The cork oak, an emblematic species of Portuguese landscapes, was one of the first protected trees in the world. This status dates back to at least 1546, when Portugal’s King John III forbade it from being cut down and used for charcoal or ashes in the soap houses of the Ribatejo.
The cork oak is an evergreen, slow growing tree, which can live for more than two centuries and grow to a height of 25 metres. Very common in Portugal, it is easily recognised by its thick bark (i.e., cork) with a cracked and rough surface and by its fruit, the acorn, two agroforestry products which have long been valued.
This species grows naturally in several western Mediterranean countries, including Portugal, which has the largest area of cork oak in the world: 720,000 hectares, equivalent to 22.3% of Portuguese forest, according to the 6th Forest Inventory. Although cork oaks can be found from the north to the south of Portugal, over 600 000 hectares are located in the Alentejo, where the agroforestry landscape known as ‘montado’ predominates. This is an understandable location as the cork oak has developed characteristics that enable it to live with high temperatures and water scarcity.
The cork that covers its trunk and branches also makes it more resistant to fire, reinforcing its ecological value. The species is a significant habitat and food source for dozens of wild and domesticated animal species.
In addition to the cork oak’s ecological value, it is also economically important, in particular due to the production of acorns and cork mentioned above. Its fruit has a long tradition as food for animals, although today it also has various applications in human nutrition, while extraction of cork dates back to Roman and Greek times.

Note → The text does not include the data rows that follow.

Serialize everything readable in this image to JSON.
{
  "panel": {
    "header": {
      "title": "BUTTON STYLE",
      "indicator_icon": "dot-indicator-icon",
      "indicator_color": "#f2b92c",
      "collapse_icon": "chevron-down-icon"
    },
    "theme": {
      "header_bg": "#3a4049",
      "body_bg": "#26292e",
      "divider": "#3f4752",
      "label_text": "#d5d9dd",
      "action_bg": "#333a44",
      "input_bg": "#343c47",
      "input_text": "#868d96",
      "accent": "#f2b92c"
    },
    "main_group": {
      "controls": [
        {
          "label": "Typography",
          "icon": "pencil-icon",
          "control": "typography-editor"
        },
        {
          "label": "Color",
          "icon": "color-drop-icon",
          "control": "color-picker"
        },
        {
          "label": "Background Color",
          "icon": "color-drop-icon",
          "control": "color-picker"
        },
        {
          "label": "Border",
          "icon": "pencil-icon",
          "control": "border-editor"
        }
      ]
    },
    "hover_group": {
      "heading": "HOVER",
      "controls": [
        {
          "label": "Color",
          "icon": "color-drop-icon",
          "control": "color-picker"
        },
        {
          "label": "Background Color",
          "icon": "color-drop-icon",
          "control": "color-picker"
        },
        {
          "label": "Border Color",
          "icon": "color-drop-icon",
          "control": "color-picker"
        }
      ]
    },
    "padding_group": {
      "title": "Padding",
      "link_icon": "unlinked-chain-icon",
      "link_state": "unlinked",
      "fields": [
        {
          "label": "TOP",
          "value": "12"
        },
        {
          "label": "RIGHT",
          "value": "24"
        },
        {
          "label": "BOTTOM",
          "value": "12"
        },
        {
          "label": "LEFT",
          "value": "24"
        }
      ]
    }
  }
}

Used since ancient times as a floating and sealing material — cork stoppers are still its best-known application — today cork has countless other uses, whether in civil construction (thermal and acoustic insulation), in footwear and fashion or even in the aerospace industry.
To preserve these multiple uses, the cork oak is a protected species and is one of the habitats recognised in the Natura 2000 Network Sectoral Plan: it is the dominant species in the natural habitats of Quercus spp. evergreen Montados (6310) and in Quercus suber Forests (9330). In 2011, it was named Portugal’s national tree.